A speed limit is the highest speed allowed by law for vehicles on a road.
Speed limits are only peripherally interrelated to the design speed of the road.
In the United States, the design speed is "a selected speed used to establish the various geometric design features of the roadway" according to the 2001 AASHTO Green Book, the highway design manual. It has been changed from previous versions which considered it the "highest safe speed that can be maintained over a specific section of highway when conditions are so positive that the design facial appearance of the highway governs."
The design speed has largely been discredited as a sole basis for establishing a speed limit. Current U.S. standards for design speed derive from outdated, less-capable automotive technology. Also, the design speed of a given roadway is the theoretical maximum safe speed of the roadway's worst feature .The design speed usually underestimates the highest safe speed for a roadway and is therefore considered only a very conservative "first guess" at a limit.
85th percentile rule

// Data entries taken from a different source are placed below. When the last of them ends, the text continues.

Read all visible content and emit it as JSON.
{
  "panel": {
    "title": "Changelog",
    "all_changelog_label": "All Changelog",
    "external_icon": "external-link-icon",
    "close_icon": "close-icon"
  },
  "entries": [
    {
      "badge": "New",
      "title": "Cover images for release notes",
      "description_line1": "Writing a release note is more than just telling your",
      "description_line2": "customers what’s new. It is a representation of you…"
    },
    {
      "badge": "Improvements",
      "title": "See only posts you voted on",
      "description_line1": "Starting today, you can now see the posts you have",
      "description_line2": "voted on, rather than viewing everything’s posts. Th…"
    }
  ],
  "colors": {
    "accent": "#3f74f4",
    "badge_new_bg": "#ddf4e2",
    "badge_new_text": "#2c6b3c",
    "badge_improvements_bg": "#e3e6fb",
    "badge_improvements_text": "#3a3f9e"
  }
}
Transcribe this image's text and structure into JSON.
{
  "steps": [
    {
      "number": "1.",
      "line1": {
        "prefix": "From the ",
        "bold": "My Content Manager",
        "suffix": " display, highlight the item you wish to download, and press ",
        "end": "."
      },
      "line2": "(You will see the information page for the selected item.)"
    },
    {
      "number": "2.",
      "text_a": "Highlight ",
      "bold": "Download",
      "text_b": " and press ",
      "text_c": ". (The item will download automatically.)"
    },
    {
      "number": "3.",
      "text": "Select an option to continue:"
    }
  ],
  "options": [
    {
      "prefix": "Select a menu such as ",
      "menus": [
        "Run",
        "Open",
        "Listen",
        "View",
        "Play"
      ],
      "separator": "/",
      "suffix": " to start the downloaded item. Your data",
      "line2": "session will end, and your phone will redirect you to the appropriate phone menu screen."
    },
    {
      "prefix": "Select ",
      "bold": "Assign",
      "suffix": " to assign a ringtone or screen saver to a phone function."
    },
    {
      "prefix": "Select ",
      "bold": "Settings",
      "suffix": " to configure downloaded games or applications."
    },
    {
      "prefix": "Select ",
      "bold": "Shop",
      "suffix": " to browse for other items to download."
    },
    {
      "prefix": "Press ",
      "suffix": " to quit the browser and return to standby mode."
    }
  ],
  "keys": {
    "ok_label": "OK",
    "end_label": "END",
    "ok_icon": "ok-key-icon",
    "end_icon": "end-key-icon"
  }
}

An automobile dashboard viewing the speedometer with primary markings in miles per hour.Since the 1950s, United States traffic engineers have been taught the 85th Percentile Rule. The idea is that the speed limit should be set to the speed below which 85% of vehicles are traveling. The 85th percentile closely corresponds to one normal deviation above the mean of a normal distribution.
Every state in the United States statutorily or administratively picks a particular speed for a speed limit cap, meaning that no speed limit in that state may be set higher than the cap. A practical effect of this cap is that nearly every rural roadway in the U.S. has a speed limit that is well below the 85th percentile speed.